WORK TASK - All entries below are to be reproduced precisely as they stand, without the pictures.

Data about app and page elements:
━━━━━━━━
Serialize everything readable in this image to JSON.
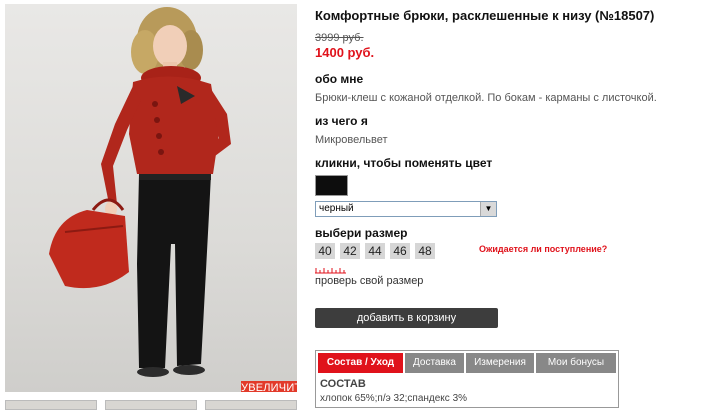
{
  "product": {
    "title": "Комфортные брюки, расклешенные к низу (№18507)",
    "old_price": "3999 руб.",
    "new_price": "1400 руб."
  },
  "photo": {
    "zoom_label": "УВЕЛИЧИТЬ"
  },
  "about": {
    "heading": "обо мне",
    "text": "Брюки-клеш с кожаной отделкой. По бокам - карманы с листочкой."
  },
  "material": {
    "heading": "из чего я",
    "text": "Микровельвет"
  },
  "color": {
    "heading": "кликни, чтобы поменять цвет",
    "swatch_color": "#0d0d0d",
    "selected": "черный"
  },
  "size": {
    "heading": "выбери размер",
    "options": [
      "40",
      "42",
      "44",
      "46",
      "48"
    ],
    "notify_link": "Ожидается ли поступление?",
    "check_link": "проверь свой размер"
  },
  "cart": {
    "button_label": "добавить в корзину"
  },
  "tabs": {
    "items": [
      {
        "label": "Состав / Уход",
        "active": true
      },
      {
        "label": "Доставка",
        "active": false
      },
      {
        "label": "Измерения",
        "active": false
      },
      {
        "label": "Мои бонусы",
        "active": false
      }
    ],
    "content_heading": "СОСТАВ",
    "content_text": "хлопок 65%;п/э 32;спандекс 3%"
  },
  "colors": {
    "accent": "#e0121b",
    "cart_button": "#3d3d3d",
    "size_box": "#d6d6d6"
  }
}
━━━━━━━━
RESULT OF THE TASK -
Serialize everything readable in this image to JSON.
{
  "product": {
    "title": "Комфортные брюки, расклешенные к низу (№18507)",
    "old_price": "3999 руб.",
    "new_price": "1400 руб."
  },
  "photo": {
    "zoom_label": "УВЕЛИЧИТЬ"
  },
  "about": {
    "heading": "обо мне",
    "text": "Брюки-клеш с кожаной отделкой. По бокам - карманы с листочкой."
  },
  "material": {
    "heading": "из чего я",
    "text": "Микровельвет"
  },
  "color": {
    "heading": "кликни, чтобы поменять цвет",
    "swatch_color": "#0d0d0d",
    "selected": "черный"
  },
  "size": {
    "heading": "выбери размер",
    "options": [
      "40",
      "42",
      "44",
      "46",
      "48"
    ],
    "notify_link": "Ожидается ли поступление?",
    "check_link": "проверь свой размер"
  },
  "cart": {
    "button_label": "добавить в корзину"
  },
  "tabs": {
    "items": [
      {
        "label": "Состав / Уход",
        "active": true
      },
      {
        "label": "Доставка",
        "active": false
      },
      {
        "label": "Измерения",
        "active": false
      },
      {
        "label": "Мои бонусы",
        "active": false
      }
    ],
    "content_heading": "СОСТАВ",
    "content_text": "хлопок 65%;п/э 32;спандекс 3%"
  },
  "colors": {
    "accent": "#e0121b",
    "cart_button": "#3d3d3d",
    "size_box": "#d6d6d6"
  }
}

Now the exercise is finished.